Previously on the blog, I mentioned that you really shouldn't miss the inside of La Segrada Familia, no matter what guidebooks might tell you. Gaudi's amazing feat of spiritual architecture alone is worth a trip to Barcelona.
The view inside moved me to tears. Unashamed, streaming tears of joy and gratitude.
Gaudi captured the soaring splendor and exalted grandeur of the medieval cathedral, but he removed the hierarchy, judgment, and darkness of Catholicism's past. Rather than a commanding crucifix placed at the apex of the church, Gaudi dangles Christ as if from a whimiscal umbrella over worshipper's heads, close enough that you feel you can reach up and touch his feet.
And he put nature at the center of the house of God. You know that feeling you get when you're in the middle of an old growth forest alone, and the trees sweep up into the sky, and you feel part of something grander than yourself? That's it. He brought it into the church, saying nature's place is here, where we worship divine spirit.

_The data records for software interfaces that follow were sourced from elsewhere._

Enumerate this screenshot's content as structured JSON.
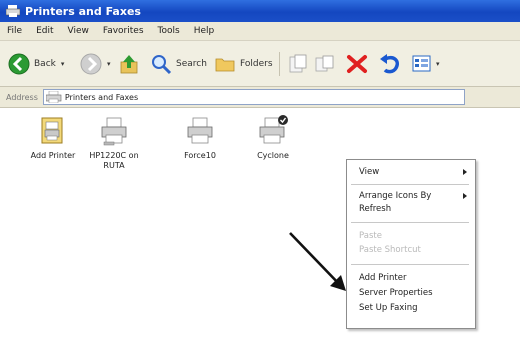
{
  "window": {
    "title": "Printers and Faxes"
  },
  "menubar": {
    "items": [
      "File",
      "Edit",
      "View",
      "Favorites",
      "Tools",
      "Help"
    ]
  },
  "toolbar": {
    "back_label": "Back",
    "search_label": "Search",
    "folders_label": "Folders"
  },
  "address": {
    "label": "Address",
    "value": "Printers and Faxes"
  },
  "printers": [
    {
      "label": "Add Printer",
      "icon": "add-printer-icon"
    },
    {
      "label": "HP1220C on RUTA",
      "icon": "printer-icon"
    },
    {
      "label": "Force10",
      "icon": "printer-icon"
    },
    {
      "label": "Cyclone",
      "icon": "printer-icon"
    }
  ],
  "context_menu": {
    "view": "View",
    "arrange": "Arrange Icons By",
    "refresh": "Refresh",
    "paste": "Paste",
    "paste_shortcut": "Paste Shortcut",
    "add_printer": "Add Printer",
    "server_properties": "Server Properties",
    "setup_faxing": "Set Up Faxing"
  },
  "colors": {
    "title_bar": "#1447c0",
    "back_button": "#2b9a33",
    "delete_x": "#e02020",
    "undo_blue": "#1a58d0"
  }
}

There's a fantastic little exhibit off to the side of the church that shows how Gaudi took direct inspiration from nature, from the fruit and flower shapes that adorn La Segrada to the hive and honeycomb imagery. Divine spirit isn't somewhere out in space, removed from us; it's right here, in the trees and the flowers and the food we eat. It's in us. It is us.
But he didn't just take aesthetic inspiration from nature but structural as well: He studied the way trees brace themselves into the ground and designed columns just like them.
For fans of stained glass, La Segrada represents the pinnacle of the art form.
Perhaps we missed something amazing by entering too late to gain access to the tower, but it was lovely enough just to gaze up the swirling spiral of the staircase from below.
What really struck me about La Segrada is that it's this grand expression of spirit done at great expense and effort. It serves no utilitarian purpose. It's not a commercial venture. It's a venture of the heart, paid for entirely by private donations, one that trandscends the ambitions of one man or even one generation. It's been under construction for a century, since before Gaudi died in 1926, and its sheer scope guarantees that it will take many more years to complete.
All for art's sake, and for the sake of humanity's soul. And that's a rare and beautiful thing indeed.